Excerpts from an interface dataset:
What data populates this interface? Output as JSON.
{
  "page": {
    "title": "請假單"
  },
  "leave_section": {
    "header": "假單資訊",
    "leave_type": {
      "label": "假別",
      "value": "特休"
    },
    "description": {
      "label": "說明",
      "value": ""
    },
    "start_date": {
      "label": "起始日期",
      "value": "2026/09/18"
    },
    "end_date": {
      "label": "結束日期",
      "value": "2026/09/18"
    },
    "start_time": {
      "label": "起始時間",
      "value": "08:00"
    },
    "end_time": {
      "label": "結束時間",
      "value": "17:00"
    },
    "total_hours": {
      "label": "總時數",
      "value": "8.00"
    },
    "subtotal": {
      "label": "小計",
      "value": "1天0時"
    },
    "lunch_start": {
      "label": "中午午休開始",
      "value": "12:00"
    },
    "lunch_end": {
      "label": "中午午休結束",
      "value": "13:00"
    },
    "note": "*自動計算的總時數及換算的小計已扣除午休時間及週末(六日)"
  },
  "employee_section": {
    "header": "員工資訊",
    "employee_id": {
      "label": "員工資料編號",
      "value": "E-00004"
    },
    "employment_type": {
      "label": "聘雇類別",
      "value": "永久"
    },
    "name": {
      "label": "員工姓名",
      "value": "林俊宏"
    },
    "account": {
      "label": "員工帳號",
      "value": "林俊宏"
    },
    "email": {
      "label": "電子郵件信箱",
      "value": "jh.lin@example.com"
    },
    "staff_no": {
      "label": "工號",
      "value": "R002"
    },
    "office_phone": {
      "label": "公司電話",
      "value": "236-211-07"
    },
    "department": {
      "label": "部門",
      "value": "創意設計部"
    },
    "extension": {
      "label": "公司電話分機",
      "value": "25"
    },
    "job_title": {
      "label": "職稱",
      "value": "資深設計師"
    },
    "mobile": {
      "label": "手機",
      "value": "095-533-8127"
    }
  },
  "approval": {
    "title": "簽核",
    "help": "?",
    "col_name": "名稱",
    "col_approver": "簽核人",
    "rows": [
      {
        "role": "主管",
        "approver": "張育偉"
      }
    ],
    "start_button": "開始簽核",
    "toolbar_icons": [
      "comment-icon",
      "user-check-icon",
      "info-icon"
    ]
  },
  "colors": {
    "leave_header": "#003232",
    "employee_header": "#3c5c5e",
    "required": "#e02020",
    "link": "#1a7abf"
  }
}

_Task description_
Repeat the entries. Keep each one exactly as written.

_Answer below_
What data populates this interface? Output as JSON.
{
  "page": {
    "title": "請假單"
  },
  "leave_section": {
    "header": "假單資訊",
    "leave_type": {
      "label": "假別",
      "value": "特休"
    },
    "description": {
      "label": "說明",
      "value": ""
    },
    "start_date": {
      "label": "起始日期",
      "value": "2026/09/18"
    },
    "end_date": {
      "label": "結束日期",
      "value": "2026/09/18"
    },
    "start_time": {
      "label": "起始時間",
      "value": "08:00"
    },
    "end_time": {
      "label": "結束時間",
      "value": "17:00"
    },
    "total_hours": {
      "label": "總時數",
      "value": "8.00"
    },
    "subtotal": {
      "label": "小計",
      "value": "1天0時"
    },
    "lunch_start": {
      "label": "中午午休開始",
      "value": "12:00"
    },
    "lunch_end": {
      "label": "中午午休結束",
      "value": "13:00"
    },
    "note": "*自動計算的總時數及換算的小計已扣除午休時間及週末(六日)"
  },
  "employee_section": {
    "header": "員工資訊",
    "employee_id": {
      "label": "員工資料編號",
      "value": "E-00004"
    },
    "employment_type": {
      "label": "聘雇類別",
      "value": "永久"
    },
    "name": {
      "label": "員工姓名",
      "value": "林俊宏"
    },
    "account": {
      "label": "員工帳號",
      "value": "林俊宏"
    },
    "email": {
      "label": "電子郵件信箱",
      "value": "jh.lin@example.com"
    },
    "staff_no": {
      "label": "工號",
      "value": "R002"
    },
    "office_phone": {
      "label": "公司電話",
      "value": "236-211-07"
    },
    "department": {
      "label": "部門",
      "value": "創意設計部"
    },
    "extension": {
      "label": "公司電話分機",
      "value": "25"
    },
    "job_title": {
      "label": "職稱",
      "value": "資深設計師"
    },
    "mobile": {
      "label": "手機",
      "value": "095-533-8127"
    }
  },
  "approval": {
    "title": "簽核",
    "help": "?",
    "col_name": "名稱",
    "col_approver": "簽核人",
    "rows": [
      {
        "role": "主管",
        "approver": "張育偉"
      }
    ],
    "start_button": "開始簽核",
    "toolbar_icons": [
      "comment-icon",
      "user-check-icon",
      "info-icon"
    ]
  },
  "colors": {
    "leave_header": "#003232",
    "employee_header": "#3c5c5e",
    "required": "#e02020",
    "link": "#1a7abf"
  }
}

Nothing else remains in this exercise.